• **TASK DIRECTIONS**
Of the lines below, count those containing the word "Medical". Reply with the number alone.

Web page and app entries
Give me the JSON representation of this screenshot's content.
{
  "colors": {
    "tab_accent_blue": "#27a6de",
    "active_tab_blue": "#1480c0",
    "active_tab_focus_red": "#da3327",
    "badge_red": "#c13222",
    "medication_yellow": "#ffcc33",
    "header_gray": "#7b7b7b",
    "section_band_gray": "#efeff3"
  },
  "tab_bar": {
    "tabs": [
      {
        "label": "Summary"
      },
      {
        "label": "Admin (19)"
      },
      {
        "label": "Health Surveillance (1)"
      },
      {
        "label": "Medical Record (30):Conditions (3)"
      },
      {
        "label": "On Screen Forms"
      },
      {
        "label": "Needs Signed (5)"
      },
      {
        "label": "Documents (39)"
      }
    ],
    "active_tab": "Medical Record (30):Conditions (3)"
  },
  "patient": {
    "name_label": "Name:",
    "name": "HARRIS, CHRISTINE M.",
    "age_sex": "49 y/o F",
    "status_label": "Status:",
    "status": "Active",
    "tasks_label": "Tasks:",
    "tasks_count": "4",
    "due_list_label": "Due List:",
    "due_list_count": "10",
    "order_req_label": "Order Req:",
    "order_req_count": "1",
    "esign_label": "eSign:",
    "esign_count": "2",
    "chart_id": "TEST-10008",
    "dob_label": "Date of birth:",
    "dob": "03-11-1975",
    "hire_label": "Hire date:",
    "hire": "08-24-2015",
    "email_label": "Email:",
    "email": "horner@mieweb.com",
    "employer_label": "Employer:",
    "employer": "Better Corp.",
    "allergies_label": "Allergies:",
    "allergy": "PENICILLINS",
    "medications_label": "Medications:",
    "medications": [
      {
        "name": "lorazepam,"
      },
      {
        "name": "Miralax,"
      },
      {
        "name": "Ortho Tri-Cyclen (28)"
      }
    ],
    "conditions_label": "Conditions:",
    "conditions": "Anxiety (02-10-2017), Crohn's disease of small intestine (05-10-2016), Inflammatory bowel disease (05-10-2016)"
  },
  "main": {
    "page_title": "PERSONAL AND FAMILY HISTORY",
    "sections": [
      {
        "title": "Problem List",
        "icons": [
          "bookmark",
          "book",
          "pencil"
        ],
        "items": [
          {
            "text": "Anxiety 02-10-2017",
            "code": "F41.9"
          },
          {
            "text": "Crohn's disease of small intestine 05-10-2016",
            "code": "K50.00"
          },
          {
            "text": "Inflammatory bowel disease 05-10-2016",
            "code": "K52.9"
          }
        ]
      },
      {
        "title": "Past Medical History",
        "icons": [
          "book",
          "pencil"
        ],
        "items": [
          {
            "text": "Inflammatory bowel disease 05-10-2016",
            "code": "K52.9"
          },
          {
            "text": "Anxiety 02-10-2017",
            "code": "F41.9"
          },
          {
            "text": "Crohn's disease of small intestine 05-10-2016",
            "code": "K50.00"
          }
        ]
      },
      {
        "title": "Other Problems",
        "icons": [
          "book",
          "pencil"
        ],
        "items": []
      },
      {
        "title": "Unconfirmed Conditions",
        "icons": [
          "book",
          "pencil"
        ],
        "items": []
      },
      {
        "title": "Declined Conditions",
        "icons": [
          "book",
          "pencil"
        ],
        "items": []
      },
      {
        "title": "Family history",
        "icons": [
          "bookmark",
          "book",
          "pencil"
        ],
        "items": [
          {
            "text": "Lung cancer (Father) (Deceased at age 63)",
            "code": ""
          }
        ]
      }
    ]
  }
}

• **EXPECTED ANSWER**
3